→ Work order: The data should be printed again, exactly.

→ Input data:

.....

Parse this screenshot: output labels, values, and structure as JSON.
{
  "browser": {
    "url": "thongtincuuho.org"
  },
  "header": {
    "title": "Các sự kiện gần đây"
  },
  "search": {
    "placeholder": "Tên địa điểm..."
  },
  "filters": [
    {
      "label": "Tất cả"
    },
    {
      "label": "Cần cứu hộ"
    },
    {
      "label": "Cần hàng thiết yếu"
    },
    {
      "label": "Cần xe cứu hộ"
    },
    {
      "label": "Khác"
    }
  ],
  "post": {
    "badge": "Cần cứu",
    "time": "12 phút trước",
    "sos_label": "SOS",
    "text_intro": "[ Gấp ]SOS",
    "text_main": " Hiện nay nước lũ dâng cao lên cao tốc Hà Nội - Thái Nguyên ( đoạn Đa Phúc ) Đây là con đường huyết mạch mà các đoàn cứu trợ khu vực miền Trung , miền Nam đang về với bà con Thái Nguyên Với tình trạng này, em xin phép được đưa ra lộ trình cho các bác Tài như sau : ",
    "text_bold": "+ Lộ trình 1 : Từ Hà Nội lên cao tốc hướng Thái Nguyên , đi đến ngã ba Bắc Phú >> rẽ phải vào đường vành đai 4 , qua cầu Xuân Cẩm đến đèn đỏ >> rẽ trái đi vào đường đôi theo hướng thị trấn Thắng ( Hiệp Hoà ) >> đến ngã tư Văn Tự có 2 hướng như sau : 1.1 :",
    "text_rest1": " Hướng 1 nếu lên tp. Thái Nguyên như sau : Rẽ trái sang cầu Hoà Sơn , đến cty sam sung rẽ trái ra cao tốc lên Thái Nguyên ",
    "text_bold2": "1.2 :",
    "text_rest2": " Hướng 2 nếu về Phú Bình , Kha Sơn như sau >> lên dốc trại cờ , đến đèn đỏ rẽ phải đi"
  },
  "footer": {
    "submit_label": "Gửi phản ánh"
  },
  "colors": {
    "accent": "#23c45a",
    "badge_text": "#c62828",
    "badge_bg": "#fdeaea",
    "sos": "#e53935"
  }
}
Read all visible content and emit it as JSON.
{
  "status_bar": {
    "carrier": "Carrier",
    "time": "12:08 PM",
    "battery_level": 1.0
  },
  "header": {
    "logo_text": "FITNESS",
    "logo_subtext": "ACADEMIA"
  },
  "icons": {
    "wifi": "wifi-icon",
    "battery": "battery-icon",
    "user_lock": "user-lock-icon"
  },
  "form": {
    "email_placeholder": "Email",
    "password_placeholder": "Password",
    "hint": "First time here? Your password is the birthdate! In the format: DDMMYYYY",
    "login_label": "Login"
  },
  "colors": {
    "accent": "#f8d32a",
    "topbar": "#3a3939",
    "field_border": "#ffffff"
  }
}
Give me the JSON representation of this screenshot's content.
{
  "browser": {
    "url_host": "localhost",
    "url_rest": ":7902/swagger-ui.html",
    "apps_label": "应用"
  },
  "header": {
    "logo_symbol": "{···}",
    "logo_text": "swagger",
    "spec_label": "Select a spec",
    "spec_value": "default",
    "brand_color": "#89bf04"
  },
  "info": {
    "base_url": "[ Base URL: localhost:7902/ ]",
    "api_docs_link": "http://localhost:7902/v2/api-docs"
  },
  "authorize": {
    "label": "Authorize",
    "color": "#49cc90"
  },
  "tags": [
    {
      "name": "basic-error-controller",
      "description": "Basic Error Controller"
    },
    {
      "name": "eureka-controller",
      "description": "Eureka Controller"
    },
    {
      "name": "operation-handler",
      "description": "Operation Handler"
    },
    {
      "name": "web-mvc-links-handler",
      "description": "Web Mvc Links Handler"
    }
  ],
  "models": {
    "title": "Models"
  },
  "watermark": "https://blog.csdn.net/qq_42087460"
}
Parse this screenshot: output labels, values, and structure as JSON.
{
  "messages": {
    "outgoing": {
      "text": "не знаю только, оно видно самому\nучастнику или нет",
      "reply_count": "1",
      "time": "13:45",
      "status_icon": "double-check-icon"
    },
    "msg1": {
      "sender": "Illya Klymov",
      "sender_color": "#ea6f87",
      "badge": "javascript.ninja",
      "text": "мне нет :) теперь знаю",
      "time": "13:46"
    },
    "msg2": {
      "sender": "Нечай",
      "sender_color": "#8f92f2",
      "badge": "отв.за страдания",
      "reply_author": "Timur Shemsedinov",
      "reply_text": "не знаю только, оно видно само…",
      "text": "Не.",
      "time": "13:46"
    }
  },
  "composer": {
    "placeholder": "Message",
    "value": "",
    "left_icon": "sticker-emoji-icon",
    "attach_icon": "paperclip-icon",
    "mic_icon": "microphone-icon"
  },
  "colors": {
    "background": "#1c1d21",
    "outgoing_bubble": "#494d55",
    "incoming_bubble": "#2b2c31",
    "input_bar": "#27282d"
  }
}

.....

→ Expected answer:
Parse this screenshot: output labels, values, and structure as JSON.
{
  "browser": {
    "url": "thongtincuuho.org"
  },
  "header": {
    "title": "Các sự kiện gần đây"
  },
  "search": {
    "placeholder": "Tên địa điểm..."
  },
  "filters": [
    {
      "label": "Tất cả"
    },
    {
      "label": "Cần cứu hộ"
    },
    {
      "label": "Cần hàng thiết yếu"
    },
    {
      "label": "Cần xe cứu hộ"
    },
    {
      "label": "Khác"
    }
  ],
  "post": {
    "badge": "Cần cứu",
    "time": "12 phút trước",
    "sos_label": "SOS",
    "text_intro": "[ Gấp ]SOS",
    "text_main": " Hiện nay nước lũ dâng cao lên cao tốc Hà Nội - Thái Nguyên ( đoạn Đa Phúc ) Đây là con đường huyết mạch mà các đoàn cứu trợ khu vực miền Trung , miền Nam đang về với bà con Thái Nguyên Với tình trạng này, em xin phép được đưa ra lộ trình cho các bác Tài như sau : ",
    "text_bold": "+ Lộ trình 1 : Từ Hà Nội lên cao tốc hướng Thái Nguyên , đi đến ngã ba Bắc Phú >> rẽ phải vào đường vành đai 4 , qua cầu Xuân Cẩm đến đèn đỏ >> rẽ trái đi vào đường đôi theo hướng thị trấn Thắng ( Hiệp Hoà ) >> đến ngã tư Văn Tự có 2 hướng như sau : 1.1 :",
    "text_rest1": " Hướng 1 nếu lên tp. Thái Nguyên như sau : Rẽ trái sang cầu Hoà Sơn , đến cty sam sung rẽ trái ra cao tốc lên Thái Nguyên ",
    "text_bold2": "1.2 :",
    "text_rest2": " Hướng 2 nếu về Phú Bình , Kha Sơn như sau >> lên dốc trại cờ , đến đèn đỏ rẽ phải đi"
  },
  "footer": {
    "submit_label": "Gửi phản ánh"
  },
  "colors": {
    "accent": "#23c45a",
    "badge_text": "#c62828",
    "badge_bg": "#fdeaea",
    "sos": "#e53935"
  }
}
Read all visible content and emit it as JSON.
{
  "status_bar": {
    "carrier": "Carrier",
    "time": "12:08 PM",
    "battery_level": 1.0
  },
  "header": {
    "logo_text": "FITNESS",
    "logo_subtext": "ACADEMIA"
  },
  "icons": {
    "wifi": "wifi-icon",
    "battery": "battery-icon",
    "user_lock": "user-lock-icon"
  },
  "form": {
    "email_placeholder": "Email",
    "password_placeholder": "Password",
    "hint": "First time here? Your password is the birthdate! In the format: DDMMYYYY",
    "login_label": "Login"
  },
  "colors": {
    "accent": "#f8d32a",
    "topbar": "#3a3939",
    "field_border": "#ffffff"
  }
}
Give me the JSON representation of this screenshot's content.
{
  "browser": {
    "url_host": "localhost",
    "url_rest": ":7902/swagger-ui.html",
    "apps_label": "应用"
  },
  "header": {
    "logo_symbol": "{···}",
    "logo_text": "swagger",
    "spec_label": "Select a spec",
    "spec_value": "default",
    "brand_color": "#89bf04"
  },
  "info": {
    "base_url": "[ Base URL: localhost:7902/ ]",
    "api_docs_link": "http://localhost:7902/v2/api-docs"
  },
  "authorize": {
    "label": "Authorize",
    "color": "#49cc90"
  },
  "tags": [
    {
      "name": "basic-error-controller",
      "description": "Basic Error Controller"
    },
    {
      "name": "eureka-controller",
      "description": "Eureka Controller"
    },
    {
      "name": "operation-handler",
      "description": "Operation Handler"
    },
    {
      "name": "web-mvc-links-handler",
      "description": "Web Mvc Links Handler"
    }
  ],
  "models": {
    "title": "Models"
  },
  "watermark": "https://blog.csdn.net/qq_42087460"
}
Parse this screenshot: output labels, values, and structure as JSON.
{
  "messages": {
    "outgoing": {
      "text": "не знаю только, оно видно самому\nучастнику или нет",
      "reply_count": "1",
      "time": "13:45",
      "status_icon": "double-check-icon"
    },
    "msg1": {
      "sender": "Illya Klymov",
      "sender_color": "#ea6f87",
      "badge": "javascript.ninja",
      "text": "мне нет :) теперь знаю",
      "time": "13:46"
    },
    "msg2": {
      "sender": "Нечай",
      "sender_color": "#8f92f2",
      "badge": "отв.за страдания",
      "reply_author": "Timur Shemsedinov",
      "reply_text": "не знаю только, оно видно само…",
      "text": "Не.",
      "time": "13:46"
    }
  },
  "composer": {
    "placeholder": "Message",
    "value": "",
    "left_icon": "sticker-emoji-icon",
    "attach_icon": "paperclip-icon",
    "mic_icon": "microphone-icon"
  },
  "colors": {
    "background": "#1c1d21",
    "outgoing_bubble": "#494d55",
    "incoming_bubble": "#2b2c31",
    "input_bar": "#27282d"
  }
}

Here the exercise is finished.